• _DIRECTIONS FOR THIS TASK_: From the entries below, extract every line that includes the word "true".

• _Dataset items_:
□ □ □ □ □

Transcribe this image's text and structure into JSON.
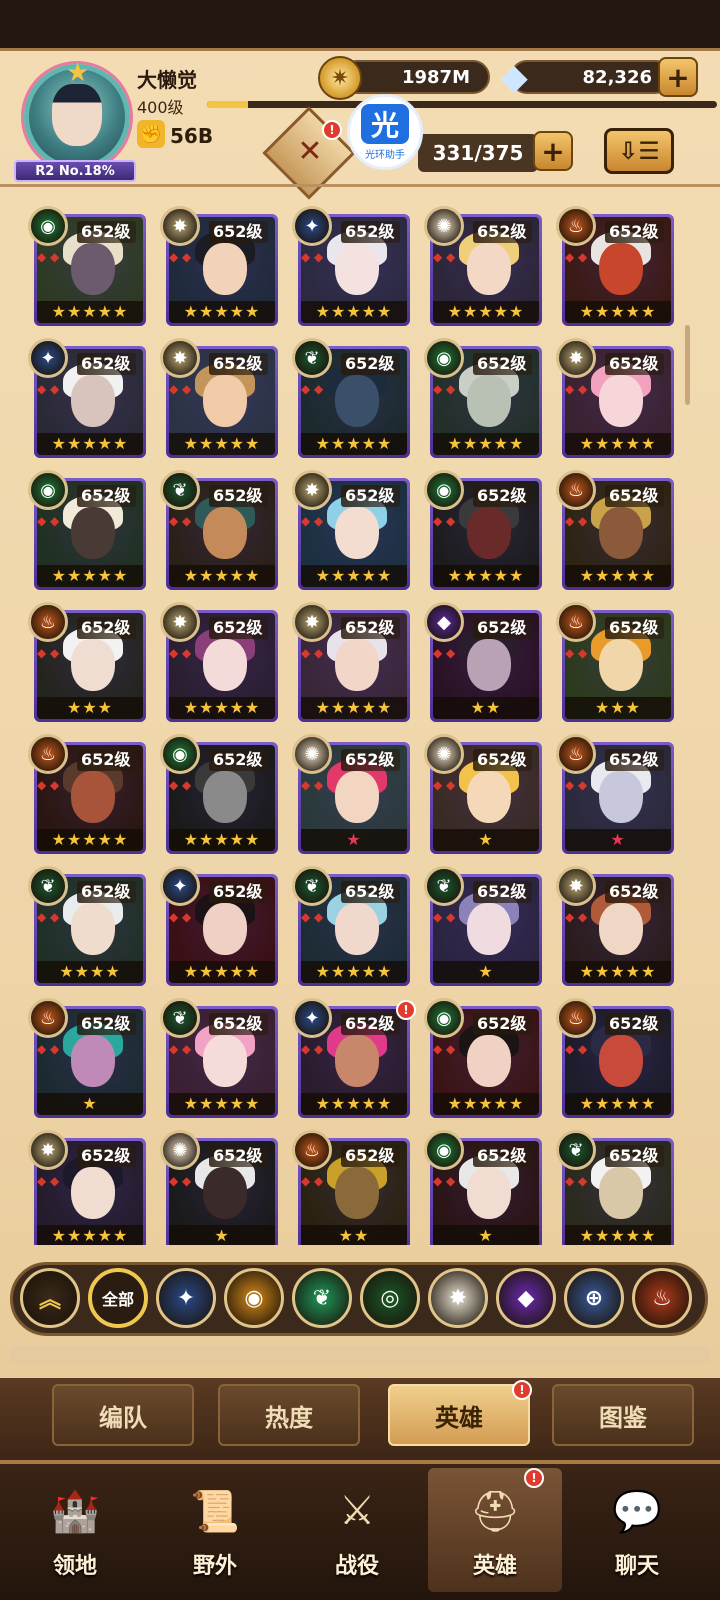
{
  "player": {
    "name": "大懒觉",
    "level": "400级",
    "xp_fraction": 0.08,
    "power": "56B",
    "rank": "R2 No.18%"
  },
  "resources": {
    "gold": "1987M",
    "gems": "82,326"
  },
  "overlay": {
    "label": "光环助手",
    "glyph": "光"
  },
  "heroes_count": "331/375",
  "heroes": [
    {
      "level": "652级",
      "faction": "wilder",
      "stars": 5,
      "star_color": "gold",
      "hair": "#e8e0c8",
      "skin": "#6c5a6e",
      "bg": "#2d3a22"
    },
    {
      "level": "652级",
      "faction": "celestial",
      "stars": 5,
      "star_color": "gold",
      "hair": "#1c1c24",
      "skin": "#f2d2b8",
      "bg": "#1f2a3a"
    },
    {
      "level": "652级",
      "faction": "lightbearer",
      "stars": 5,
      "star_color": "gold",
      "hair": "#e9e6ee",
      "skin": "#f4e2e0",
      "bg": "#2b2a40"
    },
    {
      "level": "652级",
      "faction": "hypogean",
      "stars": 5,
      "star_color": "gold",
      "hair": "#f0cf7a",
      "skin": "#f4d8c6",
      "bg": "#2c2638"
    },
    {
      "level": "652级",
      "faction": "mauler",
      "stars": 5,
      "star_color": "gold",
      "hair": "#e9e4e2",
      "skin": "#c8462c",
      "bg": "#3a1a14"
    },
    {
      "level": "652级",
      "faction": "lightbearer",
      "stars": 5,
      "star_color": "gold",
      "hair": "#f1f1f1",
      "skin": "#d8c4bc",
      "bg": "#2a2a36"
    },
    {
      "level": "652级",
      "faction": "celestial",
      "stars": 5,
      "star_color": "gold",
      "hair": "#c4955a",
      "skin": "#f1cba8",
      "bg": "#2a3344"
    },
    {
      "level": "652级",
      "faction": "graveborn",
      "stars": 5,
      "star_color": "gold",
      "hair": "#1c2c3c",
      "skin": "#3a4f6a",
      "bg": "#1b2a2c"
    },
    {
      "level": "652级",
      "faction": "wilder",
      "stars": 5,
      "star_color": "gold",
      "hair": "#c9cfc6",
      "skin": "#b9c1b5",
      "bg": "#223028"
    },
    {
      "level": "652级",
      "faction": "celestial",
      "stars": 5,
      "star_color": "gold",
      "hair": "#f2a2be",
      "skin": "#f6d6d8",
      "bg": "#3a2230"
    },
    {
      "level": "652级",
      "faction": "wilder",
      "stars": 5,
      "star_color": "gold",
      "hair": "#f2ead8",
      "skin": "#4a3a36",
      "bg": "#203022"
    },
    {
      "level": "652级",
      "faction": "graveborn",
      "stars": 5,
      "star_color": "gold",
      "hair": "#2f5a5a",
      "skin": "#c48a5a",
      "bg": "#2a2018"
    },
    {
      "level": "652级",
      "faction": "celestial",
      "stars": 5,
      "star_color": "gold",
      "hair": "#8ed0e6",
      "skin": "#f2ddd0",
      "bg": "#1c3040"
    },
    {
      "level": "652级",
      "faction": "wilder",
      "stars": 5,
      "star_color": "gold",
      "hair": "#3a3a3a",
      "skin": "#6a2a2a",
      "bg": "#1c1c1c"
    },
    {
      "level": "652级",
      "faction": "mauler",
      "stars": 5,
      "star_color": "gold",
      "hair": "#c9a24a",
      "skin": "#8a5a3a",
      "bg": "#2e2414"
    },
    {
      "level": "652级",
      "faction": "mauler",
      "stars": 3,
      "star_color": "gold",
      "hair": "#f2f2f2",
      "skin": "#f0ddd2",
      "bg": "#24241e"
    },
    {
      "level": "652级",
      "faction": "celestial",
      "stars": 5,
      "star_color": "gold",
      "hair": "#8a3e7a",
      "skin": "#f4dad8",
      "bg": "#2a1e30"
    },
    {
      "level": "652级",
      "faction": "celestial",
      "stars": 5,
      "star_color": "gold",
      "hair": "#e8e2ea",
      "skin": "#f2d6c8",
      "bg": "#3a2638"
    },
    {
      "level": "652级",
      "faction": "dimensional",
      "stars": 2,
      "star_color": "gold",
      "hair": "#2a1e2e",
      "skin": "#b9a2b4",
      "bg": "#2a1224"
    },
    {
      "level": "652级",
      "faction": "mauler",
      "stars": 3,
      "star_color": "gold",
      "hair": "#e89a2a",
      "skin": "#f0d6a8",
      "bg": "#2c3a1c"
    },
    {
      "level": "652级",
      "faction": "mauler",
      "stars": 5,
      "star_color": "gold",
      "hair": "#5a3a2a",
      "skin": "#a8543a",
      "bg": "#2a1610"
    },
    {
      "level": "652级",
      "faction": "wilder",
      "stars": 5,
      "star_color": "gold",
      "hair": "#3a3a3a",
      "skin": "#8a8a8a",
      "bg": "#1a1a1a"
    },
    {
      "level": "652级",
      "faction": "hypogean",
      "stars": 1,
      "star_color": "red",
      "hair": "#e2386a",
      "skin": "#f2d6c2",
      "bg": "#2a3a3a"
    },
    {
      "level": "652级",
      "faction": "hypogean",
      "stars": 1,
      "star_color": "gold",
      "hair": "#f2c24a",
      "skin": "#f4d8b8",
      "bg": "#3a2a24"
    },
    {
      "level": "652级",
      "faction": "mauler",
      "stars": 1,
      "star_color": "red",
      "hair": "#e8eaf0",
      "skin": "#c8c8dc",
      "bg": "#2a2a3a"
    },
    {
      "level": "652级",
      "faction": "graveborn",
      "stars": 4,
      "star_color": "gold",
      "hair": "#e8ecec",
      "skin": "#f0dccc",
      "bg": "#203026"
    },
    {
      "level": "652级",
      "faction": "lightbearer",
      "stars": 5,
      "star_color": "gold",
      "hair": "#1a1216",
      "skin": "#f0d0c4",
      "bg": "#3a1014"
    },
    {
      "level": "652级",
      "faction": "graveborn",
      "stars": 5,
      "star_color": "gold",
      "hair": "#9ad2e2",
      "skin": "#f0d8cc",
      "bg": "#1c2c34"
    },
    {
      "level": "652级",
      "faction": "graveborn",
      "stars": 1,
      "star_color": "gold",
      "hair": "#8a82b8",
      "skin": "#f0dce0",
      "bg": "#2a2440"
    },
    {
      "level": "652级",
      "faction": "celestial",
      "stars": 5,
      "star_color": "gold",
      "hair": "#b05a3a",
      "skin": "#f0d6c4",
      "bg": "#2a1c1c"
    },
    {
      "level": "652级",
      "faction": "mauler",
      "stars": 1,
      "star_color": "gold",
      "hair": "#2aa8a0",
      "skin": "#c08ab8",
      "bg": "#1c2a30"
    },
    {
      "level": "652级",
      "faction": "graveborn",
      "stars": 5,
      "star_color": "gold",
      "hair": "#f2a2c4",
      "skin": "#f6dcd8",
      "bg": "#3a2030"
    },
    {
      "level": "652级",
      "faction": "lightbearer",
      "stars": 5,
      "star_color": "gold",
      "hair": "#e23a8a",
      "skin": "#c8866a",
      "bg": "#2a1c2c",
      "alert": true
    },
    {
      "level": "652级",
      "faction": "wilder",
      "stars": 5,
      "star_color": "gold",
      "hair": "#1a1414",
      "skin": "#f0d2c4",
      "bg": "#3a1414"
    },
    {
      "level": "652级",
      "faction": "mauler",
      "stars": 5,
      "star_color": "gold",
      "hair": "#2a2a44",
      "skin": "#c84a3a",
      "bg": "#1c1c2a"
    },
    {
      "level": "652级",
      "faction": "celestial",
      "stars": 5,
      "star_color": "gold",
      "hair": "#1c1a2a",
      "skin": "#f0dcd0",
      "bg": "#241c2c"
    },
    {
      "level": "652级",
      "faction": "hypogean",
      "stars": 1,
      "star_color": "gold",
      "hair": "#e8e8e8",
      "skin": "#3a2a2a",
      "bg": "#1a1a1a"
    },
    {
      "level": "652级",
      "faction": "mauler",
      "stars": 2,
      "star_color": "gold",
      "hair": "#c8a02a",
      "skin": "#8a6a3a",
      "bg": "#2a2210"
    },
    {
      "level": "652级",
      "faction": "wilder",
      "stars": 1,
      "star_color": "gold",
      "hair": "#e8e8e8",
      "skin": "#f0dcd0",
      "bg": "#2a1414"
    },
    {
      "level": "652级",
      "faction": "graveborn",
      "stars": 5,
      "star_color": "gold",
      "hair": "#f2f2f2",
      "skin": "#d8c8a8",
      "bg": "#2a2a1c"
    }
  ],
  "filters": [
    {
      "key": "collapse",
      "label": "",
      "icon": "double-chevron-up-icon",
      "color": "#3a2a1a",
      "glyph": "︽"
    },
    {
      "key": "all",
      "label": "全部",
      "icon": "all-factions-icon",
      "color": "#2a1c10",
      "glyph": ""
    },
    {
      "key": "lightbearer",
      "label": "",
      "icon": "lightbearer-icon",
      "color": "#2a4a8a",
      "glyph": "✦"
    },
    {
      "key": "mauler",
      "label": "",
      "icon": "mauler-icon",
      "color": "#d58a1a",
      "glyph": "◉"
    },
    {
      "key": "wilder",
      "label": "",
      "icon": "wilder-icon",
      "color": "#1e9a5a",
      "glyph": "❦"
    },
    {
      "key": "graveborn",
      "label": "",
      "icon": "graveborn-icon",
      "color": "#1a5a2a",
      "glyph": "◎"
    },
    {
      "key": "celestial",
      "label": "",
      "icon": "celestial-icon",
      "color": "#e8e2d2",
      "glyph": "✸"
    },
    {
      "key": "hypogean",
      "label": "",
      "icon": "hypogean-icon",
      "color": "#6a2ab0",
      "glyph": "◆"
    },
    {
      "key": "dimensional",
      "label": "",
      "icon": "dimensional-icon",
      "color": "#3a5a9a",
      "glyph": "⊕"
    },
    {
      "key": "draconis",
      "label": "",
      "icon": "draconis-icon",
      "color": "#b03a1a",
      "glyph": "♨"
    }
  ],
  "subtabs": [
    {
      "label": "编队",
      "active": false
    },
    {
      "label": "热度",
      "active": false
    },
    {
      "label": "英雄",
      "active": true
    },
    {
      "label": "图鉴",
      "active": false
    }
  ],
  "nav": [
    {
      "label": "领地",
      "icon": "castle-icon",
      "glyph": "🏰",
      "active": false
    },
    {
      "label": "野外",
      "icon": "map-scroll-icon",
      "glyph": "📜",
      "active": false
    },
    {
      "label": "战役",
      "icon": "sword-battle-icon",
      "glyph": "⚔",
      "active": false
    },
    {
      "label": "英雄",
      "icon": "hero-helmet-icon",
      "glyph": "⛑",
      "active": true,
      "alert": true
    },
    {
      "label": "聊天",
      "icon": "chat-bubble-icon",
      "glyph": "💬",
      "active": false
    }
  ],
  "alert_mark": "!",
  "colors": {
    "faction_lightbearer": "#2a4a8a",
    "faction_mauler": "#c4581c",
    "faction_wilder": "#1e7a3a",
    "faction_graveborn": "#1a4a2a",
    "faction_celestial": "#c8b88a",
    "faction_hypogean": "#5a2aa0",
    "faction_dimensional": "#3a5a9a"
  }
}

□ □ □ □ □

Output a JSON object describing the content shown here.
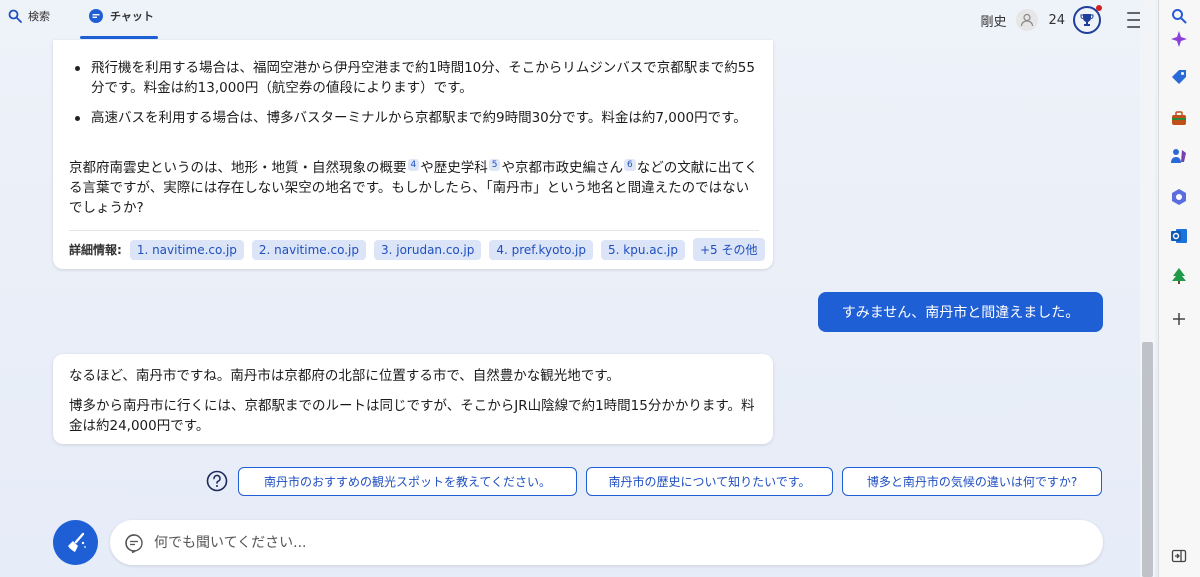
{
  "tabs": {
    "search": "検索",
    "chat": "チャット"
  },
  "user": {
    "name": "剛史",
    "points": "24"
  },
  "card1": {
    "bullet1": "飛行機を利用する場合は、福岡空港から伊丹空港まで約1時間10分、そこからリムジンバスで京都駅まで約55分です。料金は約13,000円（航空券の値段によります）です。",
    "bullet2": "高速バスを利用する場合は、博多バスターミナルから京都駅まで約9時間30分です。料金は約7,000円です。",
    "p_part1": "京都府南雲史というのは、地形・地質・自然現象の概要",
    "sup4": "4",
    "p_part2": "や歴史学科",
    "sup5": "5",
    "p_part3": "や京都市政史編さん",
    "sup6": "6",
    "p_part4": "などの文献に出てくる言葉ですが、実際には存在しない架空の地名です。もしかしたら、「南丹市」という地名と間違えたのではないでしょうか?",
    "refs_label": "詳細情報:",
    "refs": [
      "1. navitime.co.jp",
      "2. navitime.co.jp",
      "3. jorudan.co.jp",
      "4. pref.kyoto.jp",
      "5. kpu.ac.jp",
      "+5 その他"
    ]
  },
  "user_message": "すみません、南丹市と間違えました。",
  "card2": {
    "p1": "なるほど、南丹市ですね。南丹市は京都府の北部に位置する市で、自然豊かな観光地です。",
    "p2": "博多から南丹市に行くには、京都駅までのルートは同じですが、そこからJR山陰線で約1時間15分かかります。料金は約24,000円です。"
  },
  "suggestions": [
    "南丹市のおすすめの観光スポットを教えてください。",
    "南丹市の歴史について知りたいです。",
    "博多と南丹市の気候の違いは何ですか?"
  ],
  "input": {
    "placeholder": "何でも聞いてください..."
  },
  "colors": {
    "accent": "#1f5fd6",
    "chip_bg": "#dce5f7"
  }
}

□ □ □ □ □

• _EXPECTED ANSWER_:
      "alert": true
      "active": true
      "active": true,
      "alert": true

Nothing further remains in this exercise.